- [ACTIVITY]:
Find the string "JSON" in the listing and report every line that has it.

- [EXTRACTED DATA]:
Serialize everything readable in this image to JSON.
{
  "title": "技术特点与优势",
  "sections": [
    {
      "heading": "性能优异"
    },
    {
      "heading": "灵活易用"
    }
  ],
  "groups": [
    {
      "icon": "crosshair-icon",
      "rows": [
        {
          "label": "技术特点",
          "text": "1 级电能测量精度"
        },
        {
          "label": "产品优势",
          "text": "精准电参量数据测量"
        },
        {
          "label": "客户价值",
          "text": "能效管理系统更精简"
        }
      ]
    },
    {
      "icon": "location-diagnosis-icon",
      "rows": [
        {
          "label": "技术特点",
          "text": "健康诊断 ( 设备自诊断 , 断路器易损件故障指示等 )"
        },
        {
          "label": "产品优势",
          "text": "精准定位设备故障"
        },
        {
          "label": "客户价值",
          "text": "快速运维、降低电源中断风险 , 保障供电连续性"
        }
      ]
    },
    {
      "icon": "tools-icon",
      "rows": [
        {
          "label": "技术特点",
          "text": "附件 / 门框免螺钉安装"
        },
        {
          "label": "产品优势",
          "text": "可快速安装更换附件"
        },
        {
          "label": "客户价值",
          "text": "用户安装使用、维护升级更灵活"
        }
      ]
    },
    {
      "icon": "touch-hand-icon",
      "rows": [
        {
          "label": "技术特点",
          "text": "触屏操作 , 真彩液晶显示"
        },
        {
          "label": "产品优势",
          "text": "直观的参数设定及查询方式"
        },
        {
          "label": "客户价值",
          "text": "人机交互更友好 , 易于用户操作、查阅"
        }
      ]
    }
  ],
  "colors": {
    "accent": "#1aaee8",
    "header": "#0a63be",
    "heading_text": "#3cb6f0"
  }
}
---
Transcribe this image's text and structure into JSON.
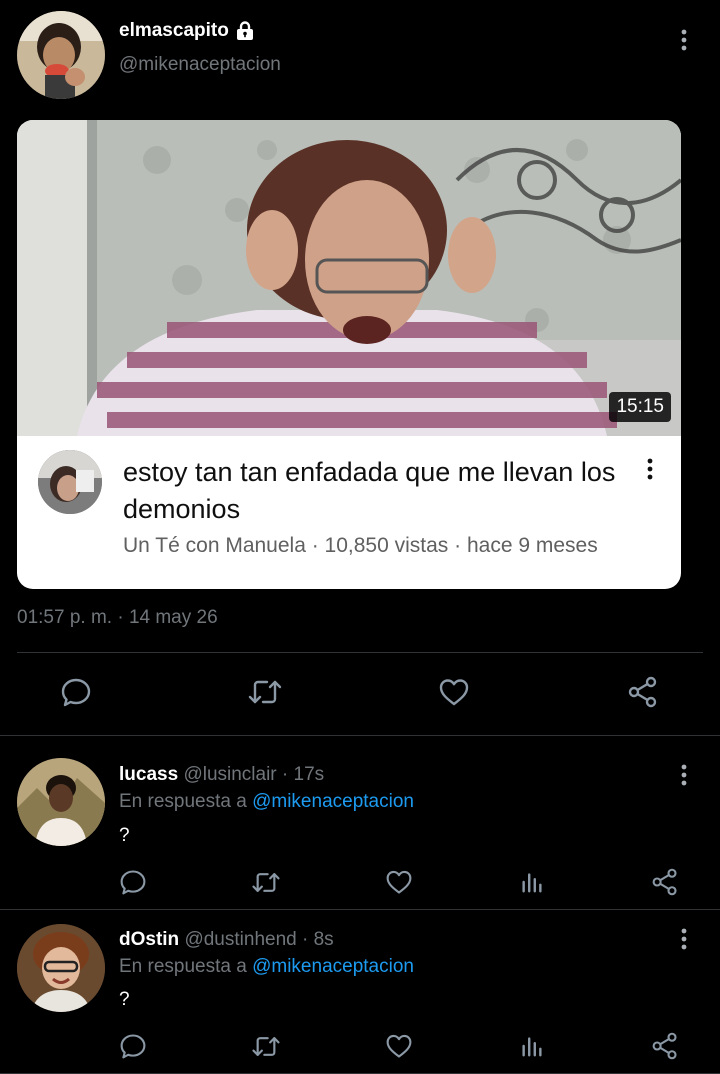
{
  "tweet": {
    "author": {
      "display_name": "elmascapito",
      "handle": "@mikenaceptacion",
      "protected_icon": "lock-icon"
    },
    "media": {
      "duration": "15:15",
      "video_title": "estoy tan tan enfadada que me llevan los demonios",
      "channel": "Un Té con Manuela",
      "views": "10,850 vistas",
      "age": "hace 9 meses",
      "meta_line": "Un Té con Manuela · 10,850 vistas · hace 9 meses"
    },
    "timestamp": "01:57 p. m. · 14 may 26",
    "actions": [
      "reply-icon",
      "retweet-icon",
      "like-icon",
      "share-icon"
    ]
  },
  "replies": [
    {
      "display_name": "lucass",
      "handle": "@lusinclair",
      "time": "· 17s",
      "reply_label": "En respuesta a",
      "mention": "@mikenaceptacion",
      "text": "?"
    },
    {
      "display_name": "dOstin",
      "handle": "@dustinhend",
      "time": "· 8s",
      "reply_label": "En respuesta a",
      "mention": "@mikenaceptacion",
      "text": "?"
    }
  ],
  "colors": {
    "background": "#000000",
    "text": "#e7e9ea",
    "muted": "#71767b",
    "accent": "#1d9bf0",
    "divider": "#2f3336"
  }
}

- [SOLUTION]:
Serialize everything readable in this image to JSON.
Transcribe this image's text and structure into JSON.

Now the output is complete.